Whenever a line in the data holds the string "hours", pull that line out.

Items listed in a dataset
------------------------------------------------
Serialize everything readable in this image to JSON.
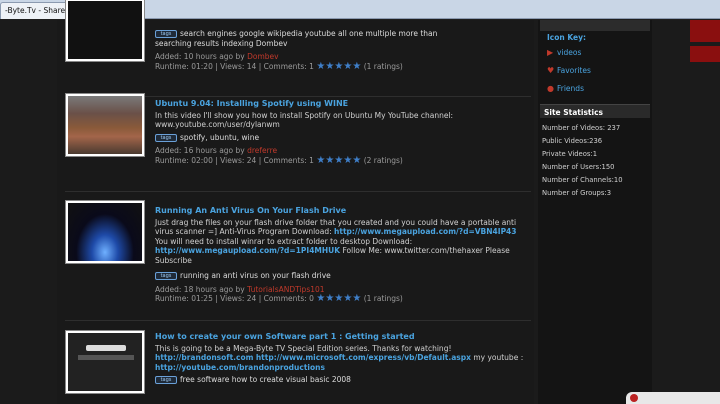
{
  "browser": {
    "tab_title": "-Byte.Tv - Share Your Videos",
    "close_glyph": "×",
    "newtab_glyph": "+"
  },
  "videos": [
    {
      "title": "",
      "description": "",
      "tags_line1": "search engines google wikipedia youtube all one multiple more than",
      "tags_line2": "searching results indexing Dombev",
      "added_prefix": "Added: 10 hours ago by",
      "user": "Dombev",
      "runtime": "Runtime: 01:20 | Views: 14 | Comments: 1",
      "rating": "(1 ratings)"
    },
    {
      "title": "Ubuntu 9.04: Installing Spotify using WINE",
      "description": "In this video I'll show you how to install Spotify on Ubuntu My YouTube channel: www.youtube.com/user/dylanwm",
      "tags": "spotify, ubuntu, wine",
      "added_prefix": "Added: 16 hours ago by",
      "user": "dreferre",
      "runtime": "Runtime: 02:00 | Views: 24 | Comments: 1",
      "rating": "(2 ratings)"
    },
    {
      "title": "Running An Anti Virus On Your Flash Drive",
      "description_a": "Just drag the files on your flash drive folder that you created and you could have a portable anti virus scanner =] Anti-Virus Program Download:",
      "link_a": "http://www.megaupload.com/?d=VBN4IP43",
      "description_b": "You will need to install winrar to extract folder to desktop Download:",
      "link_b": "http://www.megaupload.com/?d=1PI4MHUK",
      "description_c": "Follow Me: www.twitter.com/thehaxer Please Subscribe",
      "tags": "running an anti virus on your flash drive",
      "added_prefix": "Added: 18 hours ago by",
      "user": "TutorialsANDTips101",
      "runtime": "Runtime: 01:25 | Views: 24 | Comments: 0",
      "rating": "(1 ratings)"
    },
    {
      "title": "How to create your own Software part 1 : Getting started",
      "description_a": "This is going to be a Mega-Byte TV Special Edition series. Thanks for watching!",
      "link_a": "http://brandonsoft.com",
      "link_b": "http://www.microsoft.com/express/vb/Default.aspx",
      "description_b": "my youtube :",
      "link_c": "http://youtube.com/brandonproductions",
      "tags": "free software how to create visual basic 2008"
    }
  ],
  "tag_icon_label": "tags",
  "sidebar": {
    "icon_key_title": "Icon Key:",
    "key_items": [
      {
        "icon": "video-icon",
        "glyph": "▶",
        "label": "videos"
      },
      {
        "icon": "heart-icon",
        "glyph": "♥",
        "label": "Favorites"
      },
      {
        "icon": "friends-icon",
        "glyph": "●",
        "label": "Friends"
      }
    ],
    "stats_title": "Site Statistics",
    "stats": [
      "Number of Videos: 237",
      "Public Videos:236",
      "Private Videos:1",
      "Number of Users:150",
      "Number of Channels:10",
      "Number of Groups:3"
    ]
  },
  "colors": {
    "accent": "#4aa3df",
    "user": "#c0392b",
    "star": "#3f7fc9"
  }
}
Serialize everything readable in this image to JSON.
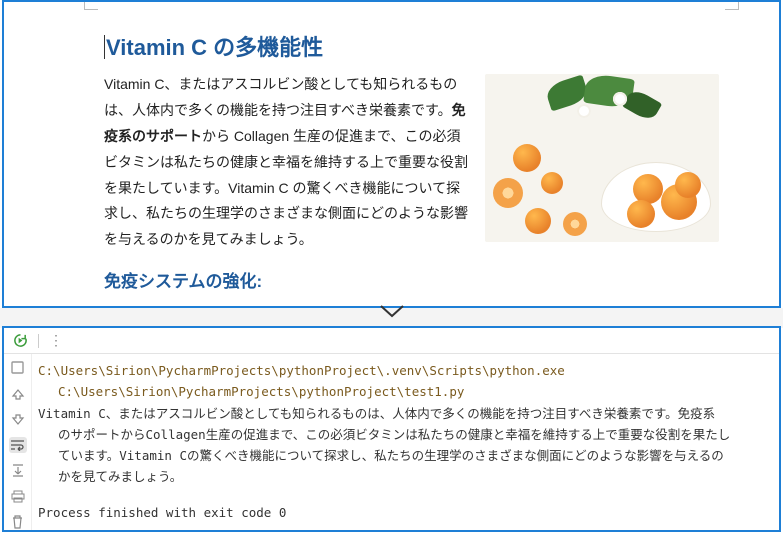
{
  "doc": {
    "h1": "Vitamin C の多機能性",
    "para_pre": "Vitamin C、またはアスコルビン酸としても知られるものは、人体内で多くの機能を持つ注目すべき栄養素です。",
    "para_bold": "免疫系のサポート",
    "para_post": "から Collagen 生産の促進まで、この必須ビタミンは私たちの健康と幸福を維持する上で重要な役割を果たしています。Vitamin C の驚くべき機能について探求し、私たちの生理学のさまざまな側面にどのような影響を与えるのかを見てみましょう。",
    "h2": "免疫システムの強化:"
  },
  "console": {
    "line1": "C:\\Users\\Sirion\\PycharmProjects\\pythonProject\\.venv\\Scripts\\python.exe",
    "line2": "C:\\Users\\Sirion\\PycharmProjects\\pythonProject\\test1.py",
    "out_l1": "Vitamin C、またはアスコルビン酸としても知られるものは、人体内で多くの機能を持つ注目すべき栄養素です。免疫系",
    "out_l2": "のサポートからCollagen生産の促進まで、この必須ビタミンは私たちの健康と幸福を維持する上で重要な役割を果たし",
    "out_l3": "ています。Vitamin Cの驚くべき機能について探求し、私たちの生理学のさまざまな側面にどのような影響を与えるの",
    "out_l4": "かを見てみましょう。",
    "exit": "Process finished with exit code 0"
  },
  "icons": {
    "rerun": "rerun-icon",
    "stop": "stop-icon",
    "up": "up-arrow-icon",
    "down": "down-arrow-icon",
    "wrap": "soft-wrap-icon",
    "scroll": "scroll-to-end-icon",
    "print": "print-icon",
    "trash": "trash-icon"
  }
}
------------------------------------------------
» **Answer**
      "added_prefix": "Added: 10 hours ago by",
      "added_prefix": "Added: 16 hours ago by",
      "added_prefix": "Added: 18 hours ago by",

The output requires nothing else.